What happened next is still open to debate.  What everyone agrees on is that Cortés took Montezuma out on a balcony to tell the angry crowd to disperse and when they refused, Montezuma died.  According to Cortés, the crowd began throwing stones and one of those hit the chief on the head.  The Aztec version of events maintains that when Cortés realized that Montezuma was useless as a hostage, he got angry and stabbed Montezuma.  I guess who you believe may depend on how politically correct you are.

However Montezuma died, Cortés knew it was time to withdraw.  Gathering his forces, he told each man to take as much of the accumulated treasure as they wished, and that they would attempt to sneak out of the city that night.  Some of the men evidently burdened themselves down with just a little too much gold.

The island city of Tenochtitlan was connected to the shore by long causeways which had removable sections for defense.  The Spanish, knowing that the angry natives, eager for revenge, had removed these sections to prevent their escape, had built a light portable wooden scaffold to allow them to escape. 

At midnight, the Spaniards began to move silently through the city, making their way to the closest causeway.  An old woman, washing her clothes in the lake water, spotted the fleeing conquistadors and raised an alarm.  Almost instantly, Aztec warriors began chasing the conquistadors down the causeway and even more began to flank the sides of the causeway in canoes.  As missiles—rocks, darts, arrows, and spears—rained down on the men, they came to the first break in the causeway where they used their scaffold to cross, but then discovered that the wooden structure had become wedged, resisting their efforts to remove it in order to cross the next break in the escape route.

As the missiles continued to pelt the helpless men, those in the rear pushed the men in front of them into the water, where, weighted down with packs of gold, those men quickly drowned.  Some of the men in the rear eventually escaped by crossing on the bodies of their dead comrades.

Cortés had been justifiably angry with Pedro de Alvarado, whom he had ordered to bring up the rear of the column of men as they tried to make their escape.  According to one account, when Pedro came to the first break in the causeway, he managed to use his long lance to vault across the break.  (I’ve always thought it a little unfair that none of the record books credit him with establishing the first Mexican pole vault record.)

By the time Cortés gathered his men on the beaches of Lake Texcoco, he had lost somewhere between 400 and 800 Spaniards and well over 1,000 native allies.  Cortés supposedly sat under a tree and mourned his losses.  The Spanish called the night of June 30, 1520, the “Noche Triste”—the sad night.

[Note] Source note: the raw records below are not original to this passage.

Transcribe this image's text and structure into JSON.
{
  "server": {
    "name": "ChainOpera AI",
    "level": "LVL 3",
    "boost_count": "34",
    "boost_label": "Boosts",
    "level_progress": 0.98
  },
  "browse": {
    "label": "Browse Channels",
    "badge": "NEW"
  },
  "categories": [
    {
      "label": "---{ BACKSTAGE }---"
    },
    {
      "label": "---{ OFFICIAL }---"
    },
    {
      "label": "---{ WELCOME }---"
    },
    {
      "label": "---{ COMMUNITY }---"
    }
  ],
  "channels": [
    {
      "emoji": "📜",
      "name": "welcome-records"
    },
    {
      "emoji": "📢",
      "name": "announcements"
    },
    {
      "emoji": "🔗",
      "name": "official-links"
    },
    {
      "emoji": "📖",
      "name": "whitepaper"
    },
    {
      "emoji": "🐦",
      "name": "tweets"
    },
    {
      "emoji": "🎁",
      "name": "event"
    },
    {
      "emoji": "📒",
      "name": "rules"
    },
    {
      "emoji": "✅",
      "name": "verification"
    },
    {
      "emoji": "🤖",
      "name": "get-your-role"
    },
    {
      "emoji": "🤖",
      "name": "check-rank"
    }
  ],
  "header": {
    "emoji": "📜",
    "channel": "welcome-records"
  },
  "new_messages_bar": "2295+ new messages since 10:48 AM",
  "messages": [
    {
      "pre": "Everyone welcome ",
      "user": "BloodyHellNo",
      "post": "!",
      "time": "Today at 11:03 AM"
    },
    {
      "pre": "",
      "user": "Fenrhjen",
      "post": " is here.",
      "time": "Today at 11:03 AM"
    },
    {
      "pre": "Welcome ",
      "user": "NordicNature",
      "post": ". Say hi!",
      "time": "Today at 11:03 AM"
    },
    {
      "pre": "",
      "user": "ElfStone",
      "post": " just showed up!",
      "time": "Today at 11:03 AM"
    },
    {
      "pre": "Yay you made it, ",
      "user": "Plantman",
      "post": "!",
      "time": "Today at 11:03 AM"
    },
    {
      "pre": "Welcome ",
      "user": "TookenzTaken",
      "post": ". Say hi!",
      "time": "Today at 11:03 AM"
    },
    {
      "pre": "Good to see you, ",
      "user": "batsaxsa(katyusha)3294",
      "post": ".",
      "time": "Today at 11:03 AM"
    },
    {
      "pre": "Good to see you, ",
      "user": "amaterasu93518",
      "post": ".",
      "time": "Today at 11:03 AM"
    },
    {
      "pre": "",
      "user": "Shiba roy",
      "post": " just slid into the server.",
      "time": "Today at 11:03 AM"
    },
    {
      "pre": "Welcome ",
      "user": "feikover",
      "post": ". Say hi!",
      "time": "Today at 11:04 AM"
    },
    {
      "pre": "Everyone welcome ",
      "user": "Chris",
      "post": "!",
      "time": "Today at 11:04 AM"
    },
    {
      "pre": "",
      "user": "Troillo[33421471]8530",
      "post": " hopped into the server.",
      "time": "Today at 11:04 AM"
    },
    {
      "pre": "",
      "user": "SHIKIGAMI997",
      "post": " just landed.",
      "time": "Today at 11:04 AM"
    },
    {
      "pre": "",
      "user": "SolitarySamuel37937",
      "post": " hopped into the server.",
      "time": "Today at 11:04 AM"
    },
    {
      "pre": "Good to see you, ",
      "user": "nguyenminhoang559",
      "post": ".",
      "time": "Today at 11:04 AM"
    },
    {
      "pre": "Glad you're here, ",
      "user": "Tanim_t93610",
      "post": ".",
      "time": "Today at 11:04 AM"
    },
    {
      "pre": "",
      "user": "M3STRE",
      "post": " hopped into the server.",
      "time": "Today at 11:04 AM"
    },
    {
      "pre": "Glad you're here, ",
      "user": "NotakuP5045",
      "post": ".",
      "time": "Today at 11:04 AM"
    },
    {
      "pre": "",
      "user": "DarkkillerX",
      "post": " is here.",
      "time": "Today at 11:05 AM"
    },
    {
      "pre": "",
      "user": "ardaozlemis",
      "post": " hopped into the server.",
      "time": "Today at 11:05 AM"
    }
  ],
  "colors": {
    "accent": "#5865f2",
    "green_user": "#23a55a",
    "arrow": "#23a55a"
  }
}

Cortés would eventually rally his men, and would eventually conquer Tenochtitlan and all of Mexico.  Though Cortés would eventually gather a fortune in treasure, the gold that was lost that night was never recovered from the bottom of the lake, and is still waiting for someone to discover it.

Well, that was the story that I used to tell my students:  the tale how Cortés gathered Aztec gold only to lose it in his escape from the city.  But, this month, the story got a new ending.  The gold—at least some of it—has been discovered, nearly 500 years later.

Using special x-ray equipment, archaeologists have just identified a gold bar that a city worker uncovered from a Mexico City park as part of the missing treasure.  The bar, 1.93 kilograms, is worth over $50,000 today.  This is the first piece of the lost treasure that has been missing for 500 years to be located.

And even as you read this, I bet that new holes are being sunk in that park.